A refinery in the Twin Cities that turns crude oil into fuels is planning $750 million in projects that the company says will reduce emissions.
Proposed work at the Pine Bend Refinery, located in Rosemount, would mainly consist of upgrading older technology, some of which dates back to the 1960s, a news release from the refinery's operator Flint Hills Resources says.
In all, it's expected to cost about $750 million. The news release has detailed projects proposals (such as a "new gas oil fractionator.")
Flint Hills says the new technology will reduce nitrogen oxide emissions, and lower the refinery's permitted emissions by 500 tons each year. Nitrogen oxide can cause or worsen respiratory issues, the EPA says, and when combined with "volatile organic compounds" creates ozone.

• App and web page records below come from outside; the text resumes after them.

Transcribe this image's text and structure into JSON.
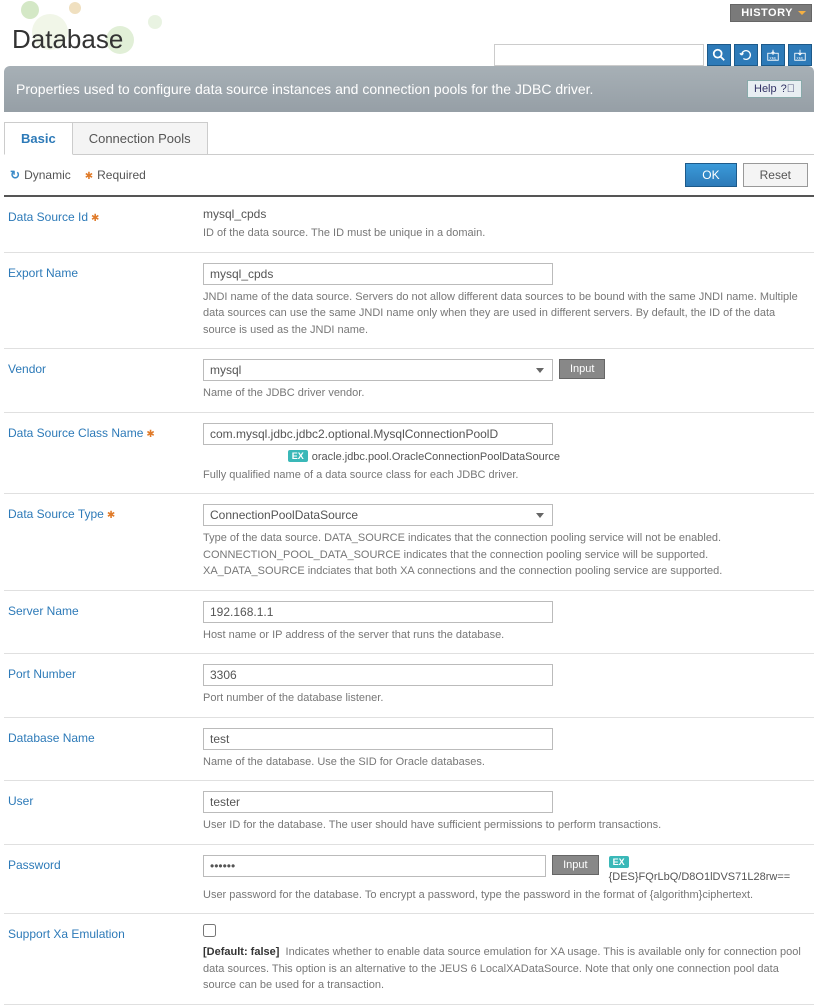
{
  "header": {
    "title": "Database",
    "history": "HISTORY"
  },
  "info": {
    "text": "Properties used to configure data source instances and connection pools for the JDBC driver.",
    "help": "Help"
  },
  "tabs": {
    "basic": "Basic",
    "pools": "Connection Pools"
  },
  "legend": {
    "dynamic": "Dynamic",
    "required": "Required",
    "ok": "OK",
    "reset": "Reset"
  },
  "inputBtn": "Input",
  "fields": {
    "dsid": {
      "label": "Data Source Id",
      "value": "mysql_cpds",
      "desc": "ID of the data source. The ID must be unique in a domain."
    },
    "export": {
      "label": "Export Name",
      "value": "mysql_cpds",
      "desc": "JNDI name of the data source. Servers do not allow different data sources to be bound with the same JNDI name. Multiple data sources can use the same JNDI name only when they are used in different servers. By default, the ID of the data source is used as the JNDI name."
    },
    "vendor": {
      "label": "Vendor",
      "value": "mysql",
      "desc": "Name of the JDBC driver vendor."
    },
    "dsclass": {
      "label": "Data Source Class Name",
      "value": "com.mysql.jdbc.jdbc2.optional.MysqlConnectionPoolD",
      "example": "oracle.jdbc.pool.OracleConnectionPoolDataSource",
      "desc": "Fully qualified name of a data source class for each JDBC driver."
    },
    "dstype": {
      "label": "Data Source Type",
      "value": "ConnectionPoolDataSource",
      "desc": "Type of the data source. DATA_SOURCE indicates that the connection pooling service will not be enabled. CONNECTION_POOL_DATA_SOURCE indicates that the connection pooling service will be supported. XA_DATA_SOURCE indciates that both XA connections and the connection pooling service are supported."
    },
    "server": {
      "label": "Server Name",
      "value": "192.168.1.1",
      "desc": "Host name or IP address of the server that runs the database."
    },
    "port": {
      "label": "Port Number",
      "value": "3306",
      "desc": "Port number of the database listener."
    },
    "dbname": {
      "label": "Database Name",
      "value": "test",
      "desc": "Name of the database. Use the SID for Oracle databases."
    },
    "user": {
      "label": "User",
      "value": "tester",
      "desc": "User ID for the database. The user should have sufficient permissions to perform transactions."
    },
    "password": {
      "label": "Password",
      "value": "••••••",
      "example": "{DES}FQrLbQ/D8O1lDVS71L28rw==",
      "desc": "User password for the database. To encrypt a password, type the password in the format of {algorithm}ciphertext."
    },
    "xa": {
      "label": "Support Xa Emulation",
      "default": "[Default: false]",
      "desc": "Indicates whether to enable data source emulation for XA usage. This is available only for connection pool data sources. This option is an alternative to the JEUS 6 LocalXADataSource. Note that only one connection pool data source can be used for a transaction."
    }
  }
}
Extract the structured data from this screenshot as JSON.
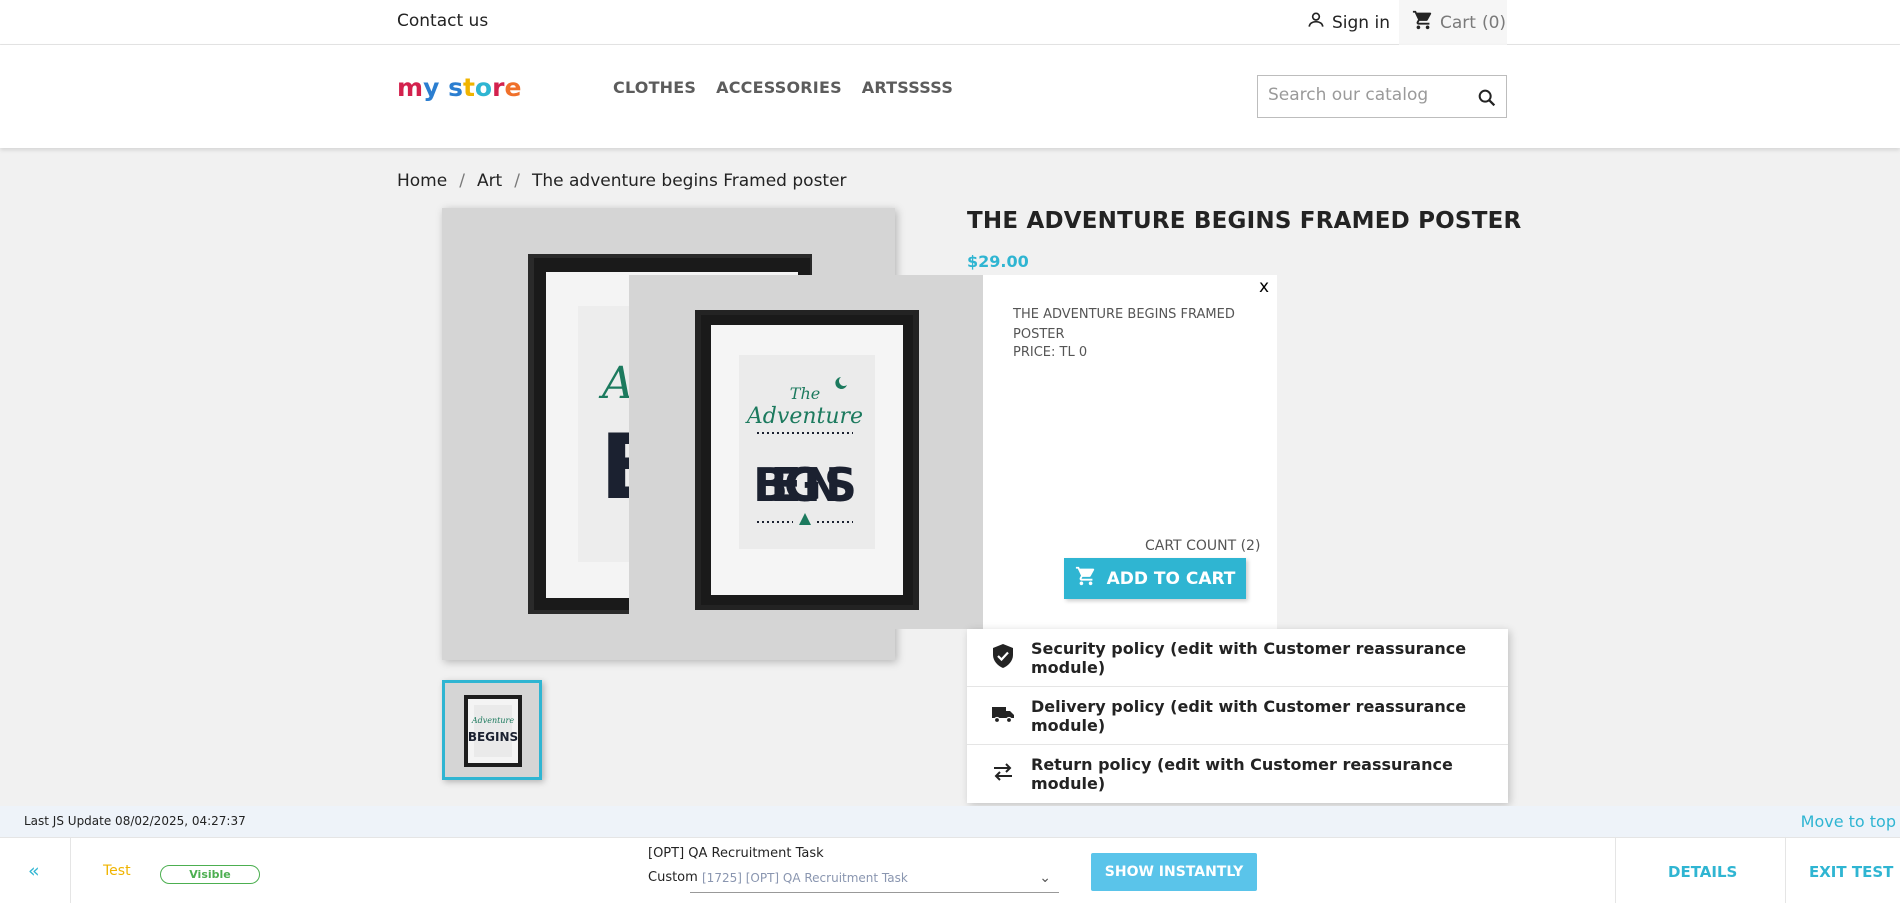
{
  "topbar": {
    "contact_label": "Contact us",
    "signin_label": "Sign in",
    "cart_label": "Cart",
    "cart_count": "(0)"
  },
  "header": {
    "logo_letters": [
      "m",
      "y",
      " ",
      "s",
      "t",
      "o",
      "r",
      "e"
    ],
    "logo_colors": [
      "#d3214d",
      "#2b7ed0",
      "#ffffff",
      "#2b7ed0",
      "#f0b400",
      "#2fb5d2",
      "#d3214d",
      "#f0702a"
    ],
    "nav": [
      "CLOTHES",
      "ACCESSORIES",
      "ARTSSSSS"
    ],
    "search_placeholder": "Search our catalog"
  },
  "breadcrumb": [
    "Home",
    "Art",
    "The adventure begins Framed poster"
  ],
  "product": {
    "title": "THE ADVENTURE BEGINS FRAMED POSTER",
    "price": "$29.00"
  },
  "poster": {
    "the": "The",
    "adventure": "Adventure",
    "begins": "BEGINS"
  },
  "popup": {
    "close_label": "x",
    "name": "THE ADVENTURE BEGINS FRAMED POSTER",
    "price": "PRICE: TL 0",
    "cart_count": "CART COUNT (2)",
    "add_label": "ADD TO CART"
  },
  "reassurance": [
    {
      "label": "Security policy (edit with Customer reassurance module)",
      "icon": "shield-icon"
    },
    {
      "label": "Delivery policy (edit with Customer reassurance module)",
      "icon": "truck-icon"
    },
    {
      "label": "Return policy (edit with Customer reassurance module)",
      "icon": "swap-arrows-icon"
    }
  ],
  "toolbar": {
    "last_update": "Last JS Update 08/02/2025, 04:27:37",
    "move_to_top": "Move to top",
    "collapse": "«",
    "test_label": "Test",
    "visible_badge": "Visible",
    "task_name": "[OPT] QA Recruitment Task",
    "custom_label": "Custom",
    "select_value": "[1725] [OPT] QA Recruitment Task",
    "show_label": "SHOW INSTANTLY",
    "details_label": "DETAILS",
    "exit_label": "EXIT TEST"
  },
  "colors": {
    "accent": "#2fb5d2",
    "badge_green": "#4caf50",
    "test_yellow": "#f0b400"
  }
}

[Editor's note: The news release from Flint Hills Resources initially said the upgrades would reduce "nitrous oxide," a different type of emission. The company has since offered a correction, which is reflected in the paragraph above.]
The EPA says that in 2013, U.S. greenhouse gas emissions totaled 6,673 million metric tons – up 6 percent from 1990, but down 9 percent since 2005.

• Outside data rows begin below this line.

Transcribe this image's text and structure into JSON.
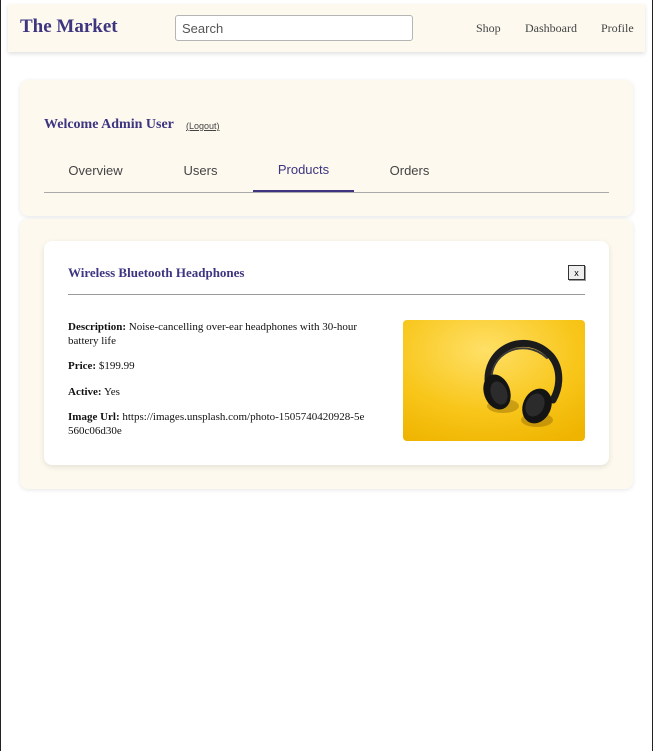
{
  "header": {
    "brand": "The Market",
    "search_placeholder": "Search",
    "nav": [
      "Shop",
      "Dashboard",
      "Profile"
    ]
  },
  "welcome": {
    "text": "Welcome Admin User",
    "logout": "(Logout)"
  },
  "tabs": [
    {
      "label": "Overview",
      "active": false
    },
    {
      "label": "Users",
      "active": false
    },
    {
      "label": "Products",
      "active": true
    },
    {
      "label": "Orders",
      "active": false
    }
  ],
  "product": {
    "title": "Wireless Bluetooth Headphones",
    "close_label": "x",
    "description_label": "Description:",
    "description": "Noise-cancelling over-ear headphones with 30-hour battery life",
    "price_label": "Price:",
    "price": "$199.99",
    "active_label": "Active:",
    "active": "Yes",
    "image_url_label": "Image Url:",
    "image_url": "https://images.unsplash.com/photo-1505740420928-5e560c06d30e",
    "image_icon": "headphones-image"
  },
  "colors": {
    "accent": "#3d3580",
    "card_bg": "#fdf9ef",
    "image_bg": "#f7c318"
  }
}
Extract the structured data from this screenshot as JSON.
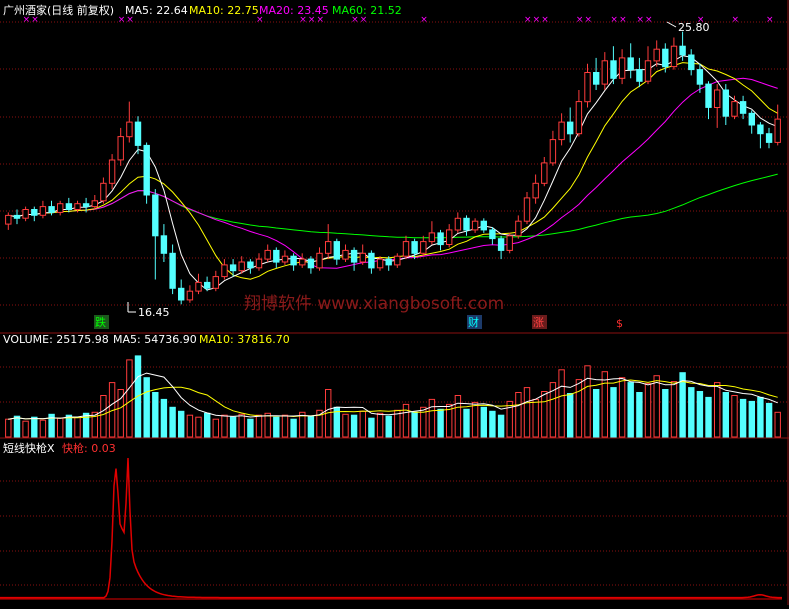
{
  "main_panel": {
    "title": "广州酒家(日线 前复权)",
    "indicators": [
      {
        "label": "MA5: 22.64",
        "color": "#ffffff"
      },
      {
        "label": "MA10: 22.75",
        "color": "#ffff00"
      },
      {
        "label": "MA20: 23.45",
        "color": "#ff00ff"
      },
      {
        "label": "MA60: 21.52",
        "color": "#00ff00"
      }
    ],
    "high_label": "25.80",
    "low_label": "16.45",
    "markers": [
      {
        "text": "跌",
        "color": "#00ff00",
        "bg": "#1c5a1c"
      },
      {
        "text": "财",
        "color": "#00ffff",
        "bg": "#1c3a6a"
      },
      {
        "text": "涨",
        "color": "#ff4040",
        "bg": "#6a1c1c"
      },
      {
        "text": "$",
        "color": "#ff3030",
        "bg": ""
      }
    ],
    "watermark": "翔博软件 www.xiangbosoft.com"
  },
  "volume_panel": {
    "indicators": [
      {
        "label": "VOLUME: 25175.98",
        "color": "#ffffff"
      },
      {
        "label": "MA5: 54736.90",
        "color": "#ffffff"
      },
      {
        "label": "MA10: 37816.70",
        "color": "#ffff00"
      }
    ]
  },
  "indicator_panel": {
    "indicators": [
      {
        "label": "短线快枪X",
        "color": "#ffffff"
      },
      {
        "label": "快枪: 0.03",
        "color": "#ff3030"
      }
    ]
  },
  "colors": {
    "up": "#ff3c3c",
    "down": "#54ffff",
    "grid": "#8a1010",
    "ma5": "#ffffff",
    "ma10": "#ffff00",
    "ma20": "#ff00ff",
    "ma60": "#00ff00",
    "signal": "#ff00ff",
    "quickgun": "#e00000"
  },
  "chart_data": [
    {
      "type": "candlestick",
      "title": "广州酒家(日线 前复权)",
      "ylim": [
        15.5,
        26.2
      ],
      "high": 25.8,
      "low": 16.45,
      "candles": [
        [
          19.2,
          19.5,
          19.0,
          19.6
        ],
        [
          19.5,
          19.4,
          19.2,
          19.7
        ],
        [
          19.4,
          19.7,
          19.3,
          19.8
        ],
        [
          19.7,
          19.5,
          19.3,
          19.8
        ],
        [
          19.5,
          19.8,
          19.4,
          20.0
        ],
        [
          19.8,
          19.6,
          19.5,
          20.0
        ],
        [
          19.6,
          19.9,
          19.5,
          20.0
        ],
        [
          19.9,
          19.7,
          19.6,
          20.1
        ],
        [
          19.7,
          19.9,
          19.6,
          20.0
        ],
        [
          19.9,
          19.8,
          19.6,
          20.1
        ],
        [
          19.8,
          20.0,
          19.7,
          20.2
        ],
        [
          20.0,
          20.6,
          19.9,
          20.8
        ],
        [
          20.6,
          21.4,
          20.4,
          21.6
        ],
        [
          21.4,
          22.2,
          21.2,
          22.5
        ],
        [
          22.2,
          22.7,
          22.0,
          23.4
        ],
        [
          22.7,
          21.9,
          21.6,
          22.9
        ],
        [
          21.9,
          20.2,
          19.9,
          22.0
        ],
        [
          20.2,
          18.8,
          17.3,
          20.4
        ],
        [
          18.8,
          18.2,
          17.9,
          19.2
        ],
        [
          18.2,
          17.0,
          16.8,
          18.5
        ],
        [
          17.0,
          16.6,
          16.45,
          17.3
        ],
        [
          16.6,
          16.9,
          16.5,
          17.1
        ],
        [
          16.9,
          17.2,
          16.8,
          17.5
        ],
        [
          17.2,
          17.0,
          16.9,
          17.4
        ],
        [
          17.0,
          17.4,
          16.9,
          17.6
        ],
        [
          17.4,
          17.8,
          17.3,
          18.0
        ],
        [
          17.8,
          17.6,
          17.4,
          18.0
        ],
        [
          17.6,
          17.9,
          17.5,
          18.1
        ],
        [
          17.9,
          17.7,
          17.5,
          18.0
        ],
        [
          17.7,
          18.0,
          17.6,
          18.2
        ],
        [
          18.0,
          18.3,
          17.9,
          18.5
        ],
        [
          18.3,
          17.9,
          17.7,
          18.4
        ],
        [
          17.9,
          18.1,
          17.8,
          18.3
        ],
        [
          18.1,
          17.8,
          17.6,
          18.2
        ],
        [
          17.8,
          18.0,
          17.7,
          18.2
        ],
        [
          18.0,
          17.7,
          17.5,
          18.1
        ],
        [
          17.7,
          18.2,
          17.6,
          18.4
        ],
        [
          18.2,
          18.6,
          18.0,
          19.2
        ],
        [
          18.6,
          18.0,
          17.8,
          18.7
        ],
        [
          18.0,
          18.3,
          17.9,
          18.5
        ],
        [
          18.3,
          17.9,
          17.6,
          18.4
        ],
        [
          17.9,
          18.2,
          17.8,
          18.5
        ],
        [
          18.2,
          17.7,
          17.5,
          18.3
        ],
        [
          17.7,
          18.0,
          17.6,
          18.1
        ],
        [
          18.0,
          17.8,
          17.6,
          18.1
        ],
        [
          17.8,
          18.1,
          17.7,
          18.2
        ],
        [
          18.1,
          18.6,
          18.0,
          18.8
        ],
        [
          18.6,
          18.2,
          18.0,
          18.7
        ],
        [
          18.2,
          18.6,
          18.1,
          18.8
        ],
        [
          18.6,
          18.9,
          18.5,
          19.3
        ],
        [
          18.9,
          18.5,
          18.3,
          19.0
        ],
        [
          18.5,
          19.0,
          18.4,
          19.2
        ],
        [
          19.0,
          19.4,
          18.9,
          19.6
        ],
        [
          19.4,
          19.0,
          18.8,
          19.5
        ],
        [
          19.0,
          19.3,
          18.9,
          19.4
        ],
        [
          19.3,
          19.0,
          18.9,
          19.4
        ],
        [
          19.0,
          18.7,
          18.5,
          19.1
        ],
        [
          18.7,
          18.3,
          18.0,
          18.8
        ],
        [
          18.3,
          18.8,
          18.2,
          18.9
        ],
        [
          18.8,
          19.3,
          18.7,
          19.5
        ],
        [
          19.3,
          20.1,
          19.2,
          20.3
        ],
        [
          20.1,
          20.6,
          19.9,
          20.9
        ],
        [
          20.6,
          21.3,
          20.5,
          21.5
        ],
        [
          21.3,
          22.1,
          21.2,
          22.4
        ],
        [
          22.1,
          22.7,
          21.9,
          23.0
        ],
        [
          22.7,
          22.3,
          22.0,
          23.2
        ],
        [
          22.3,
          23.4,
          22.2,
          23.8
        ],
        [
          23.4,
          24.4,
          23.2,
          24.7
        ],
        [
          24.4,
          24.0,
          23.8,
          24.9
        ],
        [
          24.0,
          24.8,
          23.8,
          25.1
        ],
        [
          24.8,
          24.2,
          24.0,
          25.3
        ],
        [
          24.2,
          24.9,
          24.0,
          25.2
        ],
        [
          24.9,
          24.5,
          24.2,
          25.4
        ],
        [
          24.5,
          24.1,
          23.9,
          24.9
        ],
        [
          24.1,
          24.8,
          24.0,
          25.3
        ],
        [
          24.8,
          25.2,
          24.6,
          25.5
        ],
        [
          25.2,
          24.6,
          24.4,
          25.4
        ],
        [
          24.6,
          25.3,
          24.5,
          25.6
        ],
        [
          25.3,
          25.0,
          24.8,
          25.8
        ],
        [
          25.0,
          24.5,
          24.3,
          25.2
        ],
        [
          24.5,
          24.0,
          23.7,
          24.7
        ],
        [
          24.0,
          23.2,
          22.8,
          24.1
        ],
        [
          23.2,
          23.8,
          22.5,
          24.0
        ],
        [
          23.8,
          22.9,
          22.6,
          24.0
        ],
        [
          22.9,
          23.4,
          22.8,
          23.6
        ],
        [
          23.4,
          23.0,
          22.8,
          23.6
        ],
        [
          23.0,
          22.6,
          22.3,
          23.1
        ],
        [
          22.6,
          22.3,
          21.8,
          22.7
        ],
        [
          22.3,
          22.0,
          21.8,
          22.5
        ],
        [
          22.0,
          22.8,
          21.9,
          23.3
        ]
      ]
    },
    {
      "type": "bar",
      "title": "VOLUME",
      "ylim": [
        0,
        90000
      ],
      "values": [
        18000,
        21000,
        16000,
        20000,
        17000,
        23000,
        19000,
        22000,
        20000,
        24000,
        25000,
        42000,
        55000,
        48000,
        78000,
        82000,
        60000,
        45000,
        38000,
        30000,
        26000,
        22000,
        20000,
        24000,
        18000,
        22000,
        20000,
        23000,
        18000,
        22000,
        24000,
        20000,
        22000,
        18000,
        25000,
        21000,
        27000,
        48000,
        30000,
        23000,
        22000,
        26000,
        19000,
        24000,
        21000,
        27000,
        33000,
        25000,
        30000,
        38000,
        28000,
        33000,
        42000,
        28000,
        35000,
        30000,
        26000,
        22000,
        36000,
        45000,
        50000,
        38000,
        46000,
        55000,
        68000,
        44000,
        58000,
        72000,
        48000,
        66000,
        50000,
        60000,
        55000,
        45000,
        54000,
        62000,
        48000,
        56000,
        65000,
        50000,
        46000,
        40000,
        55000,
        45000,
        42000,
        38000,
        36000,
        40000,
        34000,
        25000
      ]
    },
    {
      "type": "line",
      "title": "短线快枪X",
      "series": [
        {
          "name": "快枪"
        }
      ]
    }
  ]
}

At the same time, the upgrades will allow the Pine Bend refinery to churn out more diesel fuel and gasoline, according to the release.
"We are going to be able to make more of the transportation fuels the region depends on and do it more efficiently and reliably than we do today, without increasing permitted emissions," Geoff Glasrud, Flint Hills' vice president of operations and manufacturing manager, says in the news release.
Since 1997, the refinery has lessened emissions by nearly two-thirds, and its emissions per barrel are about 21 percent lower than the industry average, the company says.
The Pine Bend Refinery takes crude oil (which it gets from Canasda) and turns it into other products, such as gasoline, diesel, jet fuel, propane and butane, according to Flint Hills' website. The refinery supplies "much of the jet fuel" used at Minneapolis-St. Paul International Airport.
It was built in 1955, and was originally established as the Great Northern Oil Company, the refinery's website says.
Flint Hills also touts the economic benefits it says will come from the projects, including 4 million hours of work that will go to its "temporary contract workforce," which currently numbers about 1,500.
Here's a promotional video the company put together giving an aerial tour of the refinery.